It’s a heavy number we’re talking about.
According to The Huffington Post, the Immigration and Customs Enforcement (ICE) agency has removed more than 200,000 immigrants from the country since 2010 – immigrants who say they’re also parents of a child who is a U.S. citizen.
The large number was recently obtained by the daily news site Colorlines, who filed a Freedom of Information Act request.
According to reporter Seth Freed Wessler’s findings, nearly 23 percent of all deportations in the U.S. (which took place from July 1, 2010 to Sept. 31, 2012) were issued for parents of U.S. citizen children.
To be clear, the 200,000 number reflects the total amount of deportations conducted, not how many individuals have been removed from the country. Colorlines cited experts who say that the total number of deportations of parents may be higher because some mothers and fathers fear telling authorities that they have kids.

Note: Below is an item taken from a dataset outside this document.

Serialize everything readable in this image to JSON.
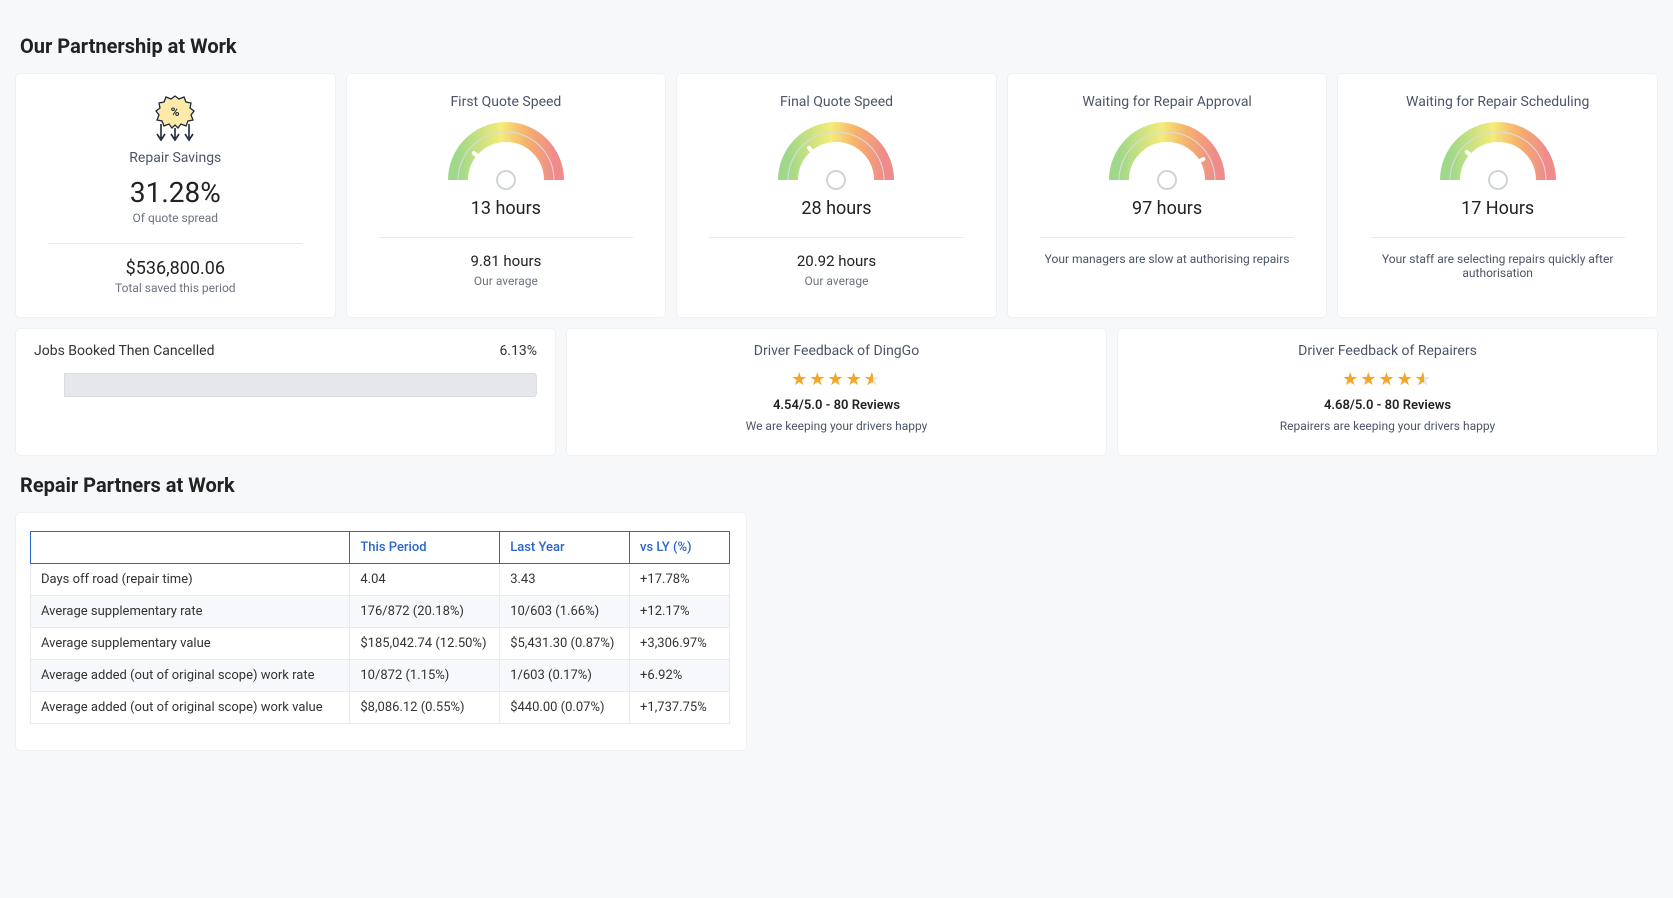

A number as large as 200,000 is likely to raise the extremely-sensitive question of the impact these policies have on families. And what about the children?
In an interview with Colorlines, California Rep. Lucille Roybal-Allard shared his thoughts on the issue.

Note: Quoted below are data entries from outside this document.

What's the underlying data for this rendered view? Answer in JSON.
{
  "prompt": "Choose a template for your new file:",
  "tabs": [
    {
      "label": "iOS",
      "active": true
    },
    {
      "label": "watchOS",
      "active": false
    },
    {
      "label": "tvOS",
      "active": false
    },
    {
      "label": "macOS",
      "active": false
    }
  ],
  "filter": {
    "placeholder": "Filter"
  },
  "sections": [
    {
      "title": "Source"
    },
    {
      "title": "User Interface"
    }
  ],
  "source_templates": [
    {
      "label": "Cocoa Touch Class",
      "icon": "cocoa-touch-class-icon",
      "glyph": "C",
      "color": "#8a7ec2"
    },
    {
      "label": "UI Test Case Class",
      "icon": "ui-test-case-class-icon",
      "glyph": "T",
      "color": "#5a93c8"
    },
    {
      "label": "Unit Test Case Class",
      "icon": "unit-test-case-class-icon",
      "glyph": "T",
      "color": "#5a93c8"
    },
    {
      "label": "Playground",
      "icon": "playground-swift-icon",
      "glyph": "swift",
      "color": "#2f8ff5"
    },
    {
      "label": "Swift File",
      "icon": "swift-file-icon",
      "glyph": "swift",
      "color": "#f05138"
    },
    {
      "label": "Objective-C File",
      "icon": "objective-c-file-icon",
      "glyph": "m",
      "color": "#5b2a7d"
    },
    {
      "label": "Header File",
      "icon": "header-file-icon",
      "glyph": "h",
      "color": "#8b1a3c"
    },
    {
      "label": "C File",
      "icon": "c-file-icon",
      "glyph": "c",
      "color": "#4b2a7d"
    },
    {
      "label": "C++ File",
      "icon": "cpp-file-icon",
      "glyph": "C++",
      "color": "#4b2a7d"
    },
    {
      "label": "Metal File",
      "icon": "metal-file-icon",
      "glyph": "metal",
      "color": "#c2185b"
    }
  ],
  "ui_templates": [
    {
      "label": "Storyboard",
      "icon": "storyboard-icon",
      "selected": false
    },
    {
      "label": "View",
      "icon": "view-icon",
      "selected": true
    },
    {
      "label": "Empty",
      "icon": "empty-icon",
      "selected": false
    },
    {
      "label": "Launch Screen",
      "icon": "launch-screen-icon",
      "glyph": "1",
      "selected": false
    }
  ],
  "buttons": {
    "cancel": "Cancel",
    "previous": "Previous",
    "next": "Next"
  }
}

“We are in a crisis situation in which we need to start taking action immediately to prevent these needless and often-times permanent separations of American children from their families,” he told the website. Roybal-Allard is a member of the Congressional Hispanic Caucus and introduced legislation last year that would protect detained and deported immigrant parents from losing their children.
In a statement to The Huffington Post, an ICE spokesperson said most of the immigrants cited in the new data obtained by Colorlines had criminal records. The federal agency hasn’t yet compiled official figures.
“ICE is sensitive to the fact that encountering those who violate our immigration laws may impact families,” the statement reads. “ICE uses prosecutorial discretion to release individuals in ICE custody for humanitarian reasons such as being the sole caregiver of minors and when we are aware that the detention of a non-criminal alien would result in any child (U.S. citizen or not) being left without a[n] appropriate parental caregiver.”
What are your thoughts on this new data? Sound off in our comments box!